→ **Data provided**:

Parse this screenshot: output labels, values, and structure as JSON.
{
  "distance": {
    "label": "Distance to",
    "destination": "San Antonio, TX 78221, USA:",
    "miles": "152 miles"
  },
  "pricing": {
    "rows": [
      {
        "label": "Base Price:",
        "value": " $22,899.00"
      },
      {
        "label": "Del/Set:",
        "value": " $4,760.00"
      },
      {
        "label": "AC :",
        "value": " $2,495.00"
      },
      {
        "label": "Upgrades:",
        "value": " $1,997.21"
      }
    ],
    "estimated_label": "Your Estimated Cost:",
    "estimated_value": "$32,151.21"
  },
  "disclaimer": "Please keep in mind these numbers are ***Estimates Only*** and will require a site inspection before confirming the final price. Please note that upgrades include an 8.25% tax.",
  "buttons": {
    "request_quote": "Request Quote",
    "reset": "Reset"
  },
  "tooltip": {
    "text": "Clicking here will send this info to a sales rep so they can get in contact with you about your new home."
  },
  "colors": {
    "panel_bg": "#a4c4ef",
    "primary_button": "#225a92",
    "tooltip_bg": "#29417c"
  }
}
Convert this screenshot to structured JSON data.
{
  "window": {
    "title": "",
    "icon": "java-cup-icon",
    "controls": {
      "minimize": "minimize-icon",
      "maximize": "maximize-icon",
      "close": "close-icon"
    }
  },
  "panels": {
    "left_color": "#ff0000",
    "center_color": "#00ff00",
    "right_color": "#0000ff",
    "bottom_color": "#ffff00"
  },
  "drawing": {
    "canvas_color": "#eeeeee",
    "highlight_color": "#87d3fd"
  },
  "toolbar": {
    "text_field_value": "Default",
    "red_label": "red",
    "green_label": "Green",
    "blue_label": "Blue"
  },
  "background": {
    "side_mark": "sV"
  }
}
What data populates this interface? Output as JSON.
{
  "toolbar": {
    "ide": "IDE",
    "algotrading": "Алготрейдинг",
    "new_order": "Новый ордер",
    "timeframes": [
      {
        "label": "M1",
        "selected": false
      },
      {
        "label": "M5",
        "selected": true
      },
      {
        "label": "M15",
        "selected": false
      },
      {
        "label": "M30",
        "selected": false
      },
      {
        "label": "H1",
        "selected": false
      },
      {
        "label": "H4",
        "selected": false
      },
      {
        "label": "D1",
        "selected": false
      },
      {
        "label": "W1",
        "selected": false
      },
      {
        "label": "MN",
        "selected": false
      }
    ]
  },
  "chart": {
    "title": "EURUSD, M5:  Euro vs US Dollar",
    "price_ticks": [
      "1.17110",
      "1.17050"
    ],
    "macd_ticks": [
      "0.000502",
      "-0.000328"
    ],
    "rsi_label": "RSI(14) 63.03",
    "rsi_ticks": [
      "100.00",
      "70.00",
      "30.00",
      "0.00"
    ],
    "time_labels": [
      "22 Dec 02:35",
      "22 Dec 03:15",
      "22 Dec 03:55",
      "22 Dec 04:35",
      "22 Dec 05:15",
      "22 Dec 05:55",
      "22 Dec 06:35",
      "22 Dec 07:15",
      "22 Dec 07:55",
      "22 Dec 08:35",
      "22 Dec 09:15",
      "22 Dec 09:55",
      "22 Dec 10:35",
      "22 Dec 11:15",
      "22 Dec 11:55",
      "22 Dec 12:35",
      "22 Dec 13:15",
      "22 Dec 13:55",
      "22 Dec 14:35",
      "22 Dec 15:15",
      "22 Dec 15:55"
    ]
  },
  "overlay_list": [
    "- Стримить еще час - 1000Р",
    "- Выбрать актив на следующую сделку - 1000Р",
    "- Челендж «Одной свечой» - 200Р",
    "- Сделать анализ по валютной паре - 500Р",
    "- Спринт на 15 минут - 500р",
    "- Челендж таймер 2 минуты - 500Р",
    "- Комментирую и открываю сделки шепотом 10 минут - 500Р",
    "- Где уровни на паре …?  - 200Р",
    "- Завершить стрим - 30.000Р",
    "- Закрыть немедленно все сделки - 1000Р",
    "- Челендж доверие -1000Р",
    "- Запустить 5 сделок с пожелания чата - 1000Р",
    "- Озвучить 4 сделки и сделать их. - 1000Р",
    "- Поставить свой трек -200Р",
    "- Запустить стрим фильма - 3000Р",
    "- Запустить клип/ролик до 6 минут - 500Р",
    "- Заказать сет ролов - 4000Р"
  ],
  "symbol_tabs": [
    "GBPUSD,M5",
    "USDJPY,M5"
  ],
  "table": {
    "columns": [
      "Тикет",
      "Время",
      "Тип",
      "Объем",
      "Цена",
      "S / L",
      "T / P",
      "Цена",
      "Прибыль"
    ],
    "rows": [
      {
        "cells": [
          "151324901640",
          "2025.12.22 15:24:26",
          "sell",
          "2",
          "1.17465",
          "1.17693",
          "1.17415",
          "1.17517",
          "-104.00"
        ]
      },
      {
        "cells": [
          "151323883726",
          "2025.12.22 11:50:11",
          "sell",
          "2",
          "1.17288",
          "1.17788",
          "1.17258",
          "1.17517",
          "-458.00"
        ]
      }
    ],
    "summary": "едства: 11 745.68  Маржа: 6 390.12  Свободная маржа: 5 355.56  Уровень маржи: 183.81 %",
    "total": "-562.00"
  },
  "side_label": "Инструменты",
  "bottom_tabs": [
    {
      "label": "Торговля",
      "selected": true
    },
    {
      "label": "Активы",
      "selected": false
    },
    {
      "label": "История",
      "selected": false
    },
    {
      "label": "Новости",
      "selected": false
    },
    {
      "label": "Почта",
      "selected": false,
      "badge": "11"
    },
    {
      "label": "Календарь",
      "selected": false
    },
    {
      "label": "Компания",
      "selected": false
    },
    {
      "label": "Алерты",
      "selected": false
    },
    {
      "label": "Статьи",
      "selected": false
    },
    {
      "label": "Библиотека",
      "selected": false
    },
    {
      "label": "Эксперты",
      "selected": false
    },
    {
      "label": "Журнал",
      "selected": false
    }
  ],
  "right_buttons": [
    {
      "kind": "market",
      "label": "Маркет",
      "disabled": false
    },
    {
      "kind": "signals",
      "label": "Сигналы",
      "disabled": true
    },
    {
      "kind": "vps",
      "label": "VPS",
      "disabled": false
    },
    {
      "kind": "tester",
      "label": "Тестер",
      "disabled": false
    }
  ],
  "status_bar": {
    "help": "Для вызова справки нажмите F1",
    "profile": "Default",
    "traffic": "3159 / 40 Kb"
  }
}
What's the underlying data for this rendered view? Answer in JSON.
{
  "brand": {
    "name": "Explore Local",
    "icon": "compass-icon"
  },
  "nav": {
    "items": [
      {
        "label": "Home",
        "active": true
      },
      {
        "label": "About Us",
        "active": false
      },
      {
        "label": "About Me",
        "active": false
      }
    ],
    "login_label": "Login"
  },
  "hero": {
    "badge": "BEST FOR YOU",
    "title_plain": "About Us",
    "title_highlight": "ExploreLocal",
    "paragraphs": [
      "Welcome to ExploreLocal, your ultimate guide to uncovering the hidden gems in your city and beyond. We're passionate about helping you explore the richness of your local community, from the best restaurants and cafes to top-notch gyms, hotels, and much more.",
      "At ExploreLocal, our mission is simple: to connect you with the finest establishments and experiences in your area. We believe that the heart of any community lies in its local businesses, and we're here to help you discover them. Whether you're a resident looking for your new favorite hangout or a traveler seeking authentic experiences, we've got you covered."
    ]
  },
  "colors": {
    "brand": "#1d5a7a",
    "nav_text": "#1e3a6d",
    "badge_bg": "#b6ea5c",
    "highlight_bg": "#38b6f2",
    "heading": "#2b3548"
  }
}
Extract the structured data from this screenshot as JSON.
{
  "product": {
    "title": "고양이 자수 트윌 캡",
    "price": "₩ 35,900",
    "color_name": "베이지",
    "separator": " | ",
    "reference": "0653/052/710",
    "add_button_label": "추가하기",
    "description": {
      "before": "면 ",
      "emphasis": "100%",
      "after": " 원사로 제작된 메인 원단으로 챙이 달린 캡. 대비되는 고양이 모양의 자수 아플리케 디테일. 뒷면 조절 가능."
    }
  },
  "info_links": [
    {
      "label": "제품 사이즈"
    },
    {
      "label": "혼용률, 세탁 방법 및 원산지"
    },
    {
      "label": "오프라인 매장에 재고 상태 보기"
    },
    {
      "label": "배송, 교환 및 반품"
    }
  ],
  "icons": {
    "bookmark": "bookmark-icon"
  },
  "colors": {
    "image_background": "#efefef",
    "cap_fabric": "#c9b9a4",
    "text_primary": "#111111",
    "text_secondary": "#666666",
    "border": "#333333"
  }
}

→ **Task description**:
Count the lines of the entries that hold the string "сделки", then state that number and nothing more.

→ **Result of this exercise**:
3